The main theme in this unit is to develop an understanding of the hormone system and the endocrine glands. You will be looking at the principles behind homeostasis and feedback mechanisms involved in as blood sugar control. You will also look at the actions of hormones and the understandings of molecular processes in steroid and peptide action. You will be illustrating and giving accounts of the endocrine system and identifying the specific organs associated with the system. There will be an opportunity to discuss the medical use of synthetic hormones such as HRT.
Here you will be given the opportunity to explore the components and function of a balanced diet. You will be directed towards looking at what happens when there are deficiencies of a particular nutrient and you will be given the opportunity to identify common forms of malnutrition. Whilst collecting your evidence you will be explore the Alimentary Canal, identifying and locating the structure and function of the Digestive System and the processes involved in the digestive process.
The skeletal system is the primary focus of attention in this unit where you will be given the opportunity to understand the function and structure of the skeletal system, the different joints and movement possibilities relating to joints. You will locate the regions of the spine and identify a number of bones in the human body. You will explore the muscle fibre action in detail and the mechanism involved in sliding filament theory.
This introduces the basic structure and function of the nervous system including the peripheral nervous system the autonomic nervous system and it’s subdivisions. You will also be given the opportunity expand upon your research and look at the nature of nerve impulses and the importance of action potential and the myelin sheath. You will also look at the principles of synaptic transmission, the direction of transmission and the effects of synaptic inhibition.
This looks into the organisation and structure of the body considering tissue types and DNA. You will study the various blood components, the roles and relate this to the circulatory system as a whole. You will cover the blood flow within them, the dynamics of the heart in relation to the needs of the body as well as the differences between plasma and tissue fluid.
This unit looks at homeostasis and the kidney as a homeostatic organ. You will be researching the kidney’s role in the balance of water, salt and pH and the effects of the environment on a cellular level. There will be an opportunity to give a detailed account of the kidney and illustrate its function in relation to the body. Kidney replacement is also a topical area. Malfunction diagnosis is a key consideration and point of investigation.

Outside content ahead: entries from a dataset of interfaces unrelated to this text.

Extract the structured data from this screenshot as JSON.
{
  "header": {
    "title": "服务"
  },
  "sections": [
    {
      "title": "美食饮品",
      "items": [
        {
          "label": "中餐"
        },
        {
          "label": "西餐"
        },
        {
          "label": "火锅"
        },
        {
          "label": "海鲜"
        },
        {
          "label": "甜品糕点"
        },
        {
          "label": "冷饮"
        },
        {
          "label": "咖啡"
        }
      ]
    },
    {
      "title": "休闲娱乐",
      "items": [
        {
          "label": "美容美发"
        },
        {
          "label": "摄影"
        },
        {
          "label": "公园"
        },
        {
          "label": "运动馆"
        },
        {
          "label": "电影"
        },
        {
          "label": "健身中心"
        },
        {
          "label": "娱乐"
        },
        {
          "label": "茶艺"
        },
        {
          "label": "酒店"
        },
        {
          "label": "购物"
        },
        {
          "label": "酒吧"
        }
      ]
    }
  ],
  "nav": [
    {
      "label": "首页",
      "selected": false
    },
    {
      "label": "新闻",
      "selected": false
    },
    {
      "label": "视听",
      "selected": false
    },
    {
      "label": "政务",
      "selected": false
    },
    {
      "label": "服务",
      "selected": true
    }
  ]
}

Chemistry Units (Graded)
Doctors, whether in primary care or as specialists prescribe drugs and medicines every day. Other Health Professionals e.g. Nurse Practitioners, Paramedics, Radiographers can also undergo specialist training to be supplementary prescribers.

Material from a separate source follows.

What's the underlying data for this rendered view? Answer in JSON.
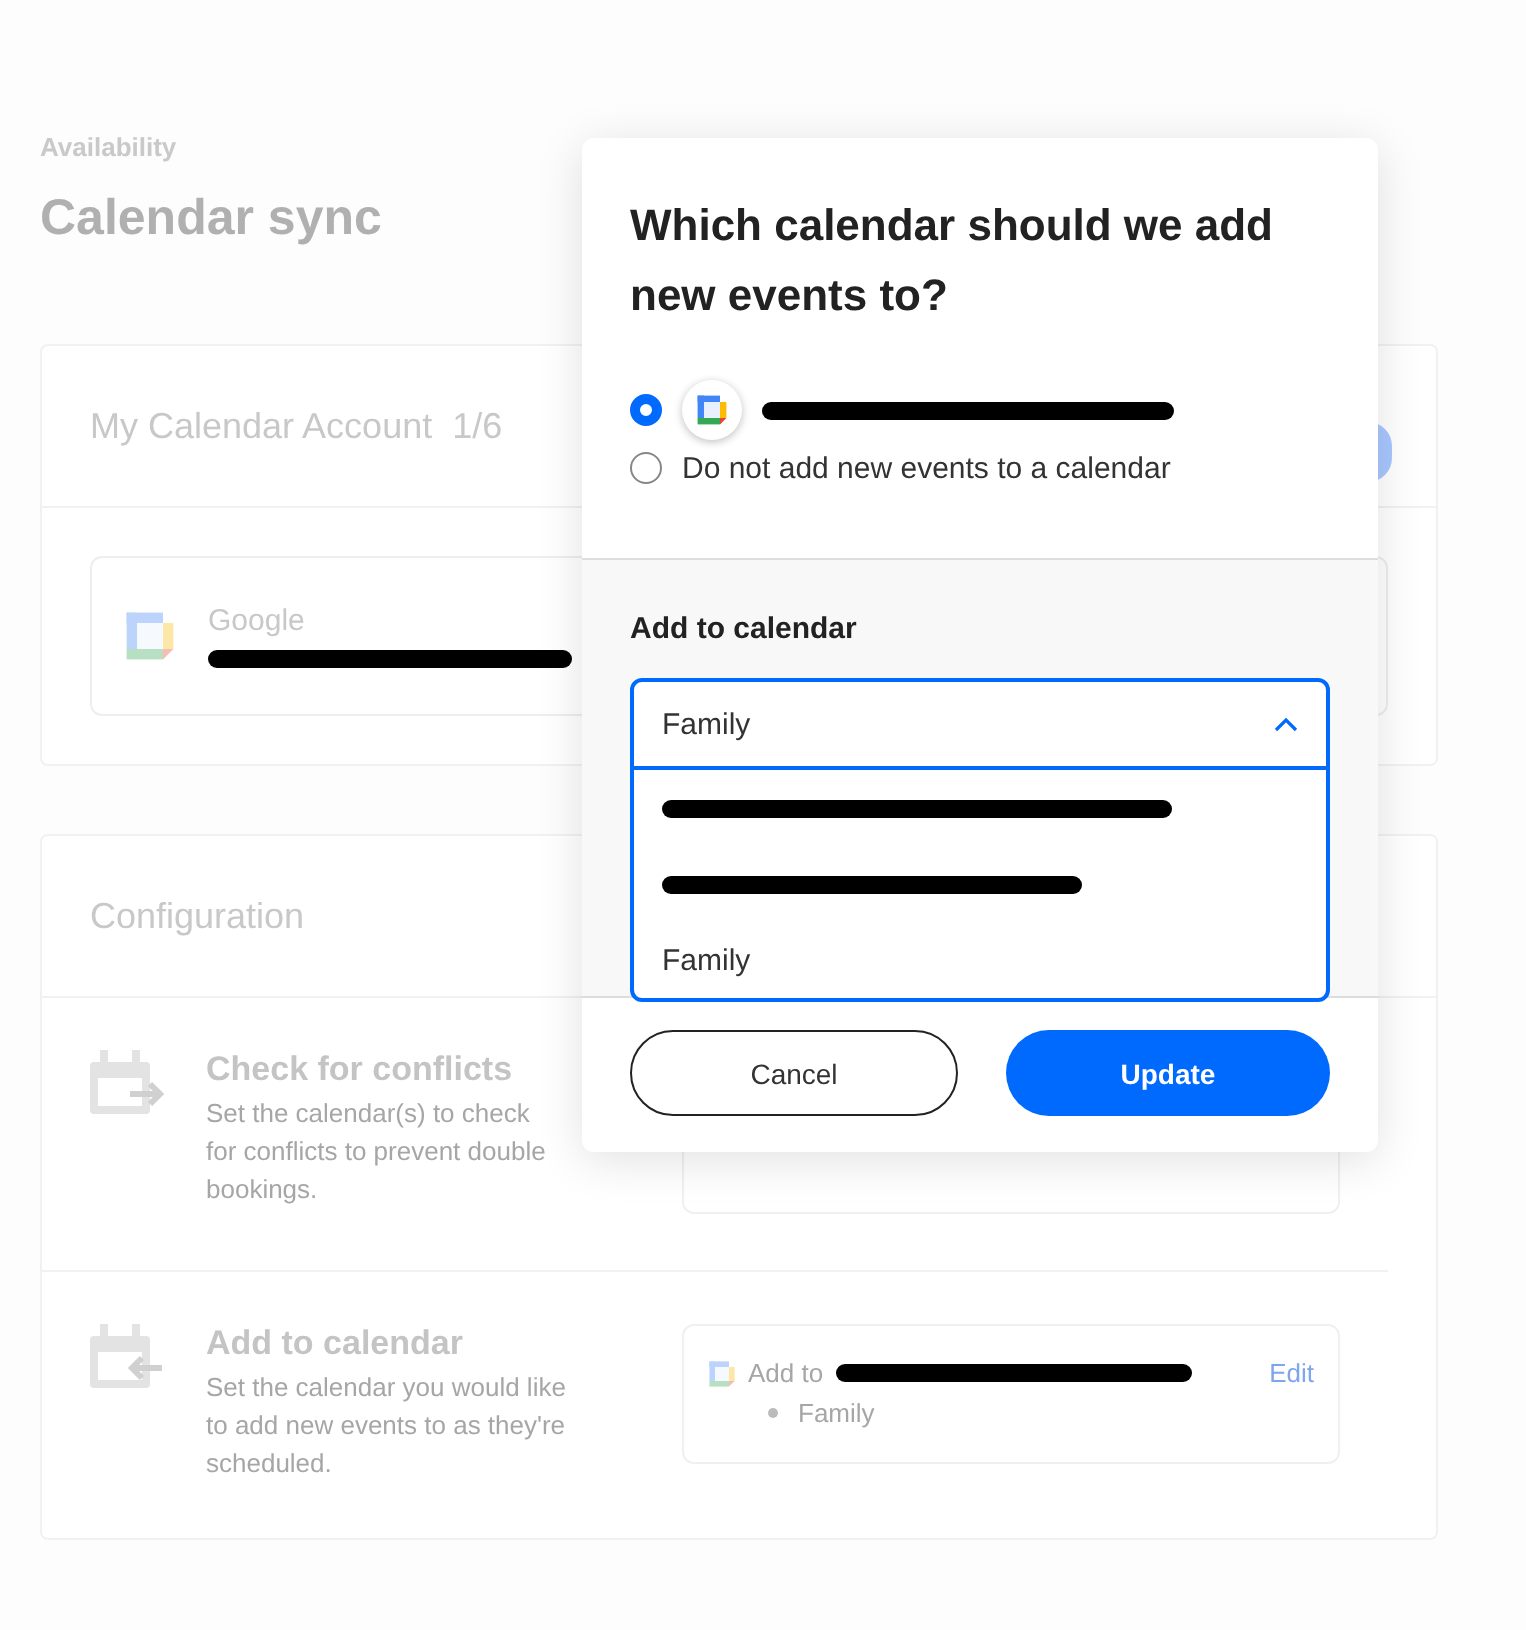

This unit will introduce you to the chemistry behind drugs and medicines and enable you to understand the effects of medicines and drugs on the functioning of the body. How drugs function is an important part, not only in the design of new drugs, but in the diagnostic testing of bodily fluids for the presence of drugs. To combat resistance to e.g. bacterial invasion or find new treatments for diseases, new drugs are constantly being developed, tested, trialled and released and sometimes things go wrong. Isomerism in drug action is covered here and linked to the Thalidomide tragedy. Computers are widely used in the design process of new drugs. The concept of computer aided drug design and a compound library are covered in this unit.